Malaysia Chinese must exercise their political rights if they are not to be aliens in the land of their birth
At a MCA party function on Sept. 18, the Selangor MCA Chairman, Tan Sri Lee Siok Yew, said that “directly and indirectly, the Chinese in Malaysia had received several blows making them feel psychologically that they are second-class citizens.”
There is no better remark that this to sum up the result of twenty years’ of MCA political activity.
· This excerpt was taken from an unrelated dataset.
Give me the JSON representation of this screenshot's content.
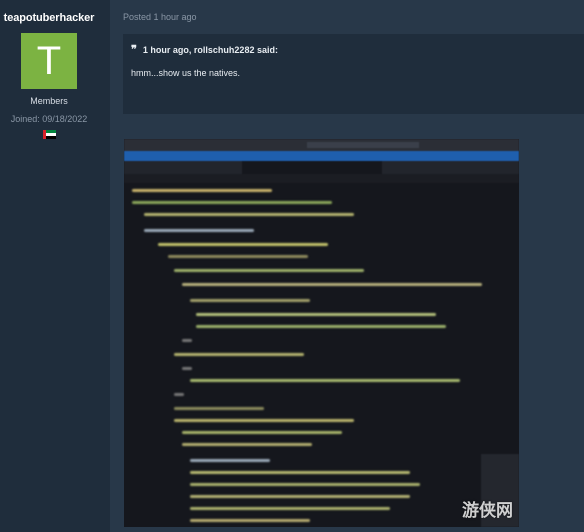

This explains why the MCA is held in such utter discredit and contempt among the masses.
Only last Sunday, we read in the press of a MCA Senator and new Deputy Minister, in Sitiawan calling on the Malaysian Chinese to unite behind the MCA so that the “Chinese are represented with one voice” inside the government.
This argument, which sounded attractive superficially, is not a new one. In fact, other people, only more recently more in the limelight than him, had made the same calls and have ended up being expelled from the MCA. This Senator’s own promotion to be Deputy Minister is a reward for his defecting from the ranks of his former colleagues, and siding the right group at a critical time. In fact, it would be pertinent to ask this Senator Deputy Minister, how much is ‘Chinese Unity’ worth against a Deputy Ministership.
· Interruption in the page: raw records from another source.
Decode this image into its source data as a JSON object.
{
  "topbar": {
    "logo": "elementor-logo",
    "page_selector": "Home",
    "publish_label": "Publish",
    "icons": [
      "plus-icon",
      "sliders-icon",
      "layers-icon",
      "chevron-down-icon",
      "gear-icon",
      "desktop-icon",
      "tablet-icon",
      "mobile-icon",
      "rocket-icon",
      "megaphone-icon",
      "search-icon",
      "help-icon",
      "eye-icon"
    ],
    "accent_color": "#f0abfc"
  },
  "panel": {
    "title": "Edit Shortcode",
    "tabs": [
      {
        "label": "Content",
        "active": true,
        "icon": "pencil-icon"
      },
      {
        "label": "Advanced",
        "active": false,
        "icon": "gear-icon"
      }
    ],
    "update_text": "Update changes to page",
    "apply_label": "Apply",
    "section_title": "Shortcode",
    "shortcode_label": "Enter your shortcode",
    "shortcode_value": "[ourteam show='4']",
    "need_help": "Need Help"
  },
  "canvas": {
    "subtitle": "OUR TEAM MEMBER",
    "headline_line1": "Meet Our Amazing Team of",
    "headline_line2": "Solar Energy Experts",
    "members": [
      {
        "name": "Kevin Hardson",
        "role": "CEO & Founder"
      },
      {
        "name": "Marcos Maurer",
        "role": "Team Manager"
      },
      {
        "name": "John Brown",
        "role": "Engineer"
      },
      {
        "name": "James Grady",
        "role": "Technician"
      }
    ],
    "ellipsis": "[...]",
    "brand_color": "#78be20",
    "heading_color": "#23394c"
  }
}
Malaysian Chinese must assert and exercise their political rights, if they are not to be aliens in the land of their birth. They must, however, exercise and assert their political right as not as Chinese, but as Malaysians.
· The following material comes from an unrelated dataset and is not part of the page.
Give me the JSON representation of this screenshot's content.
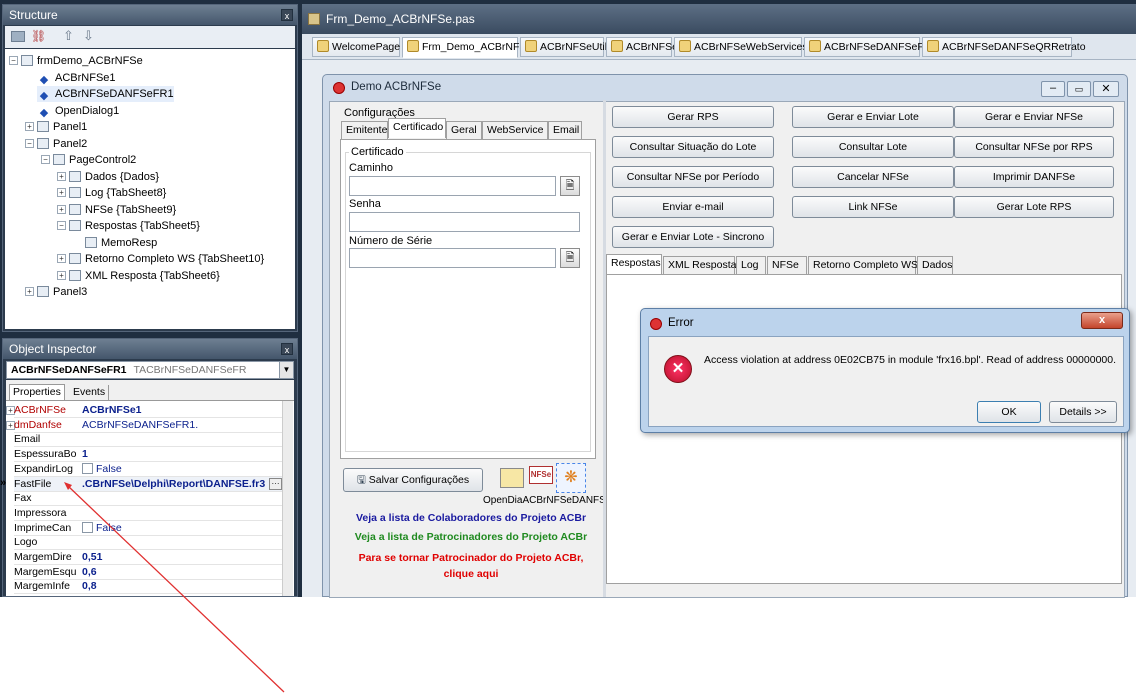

There is no reason for the Malaysian Chinese to carry the psychological feeling of being second-class citizens. Once a people regard themselves as inferior in status, then the battle is lost.
The Malaysian Chinese have no reasons to be apologetic and ashamed of their place in Malaysia. Our forefathers have, through their blood, sweat and tears, helped built up the economic sinews and muscles of Malaysia.
Their contribution is an integral part of Malaysian history and development, which all Malaysians, regardless of race land religion, should cherish and honour.
Malaysia is the land of our birth, our country, and where we will die. We have our rights and responsibilities as Malaysian citizens, and we must have the courage and the stamina to defend our right and discharge our responsibilities.
It will be a grave mistake if anyone should think that the establishment of diplomatic relations between Malaysia and the People’s Republic of China could change conditions and prospects for the Malaysian Chinese.
The speech by the Chinese National Vice Chairman, Teng Hsiao Ping, that we can, and shall succeed, provided we are personally prepared to make sacrifices for the interest of the community, and the community as a whole prepared to make sacrifices for long-term instead of immediate, short-term gains, and the previous statement by the Chinese Primer, Chou En Lai, made it abundantly clear that it would be foolish for anyone to cherish the illusion that China would come to their aid. The fate of the Chinese in Indonesia during the days of Sukarno should be an eye-opener for those who are still inclined to political day-dreams.
Malaysian Chinese must seek their own salvation as Malaysians, completely on their own resources, without expecting any assistance or interference from the People’s Republic of China or from any other external source.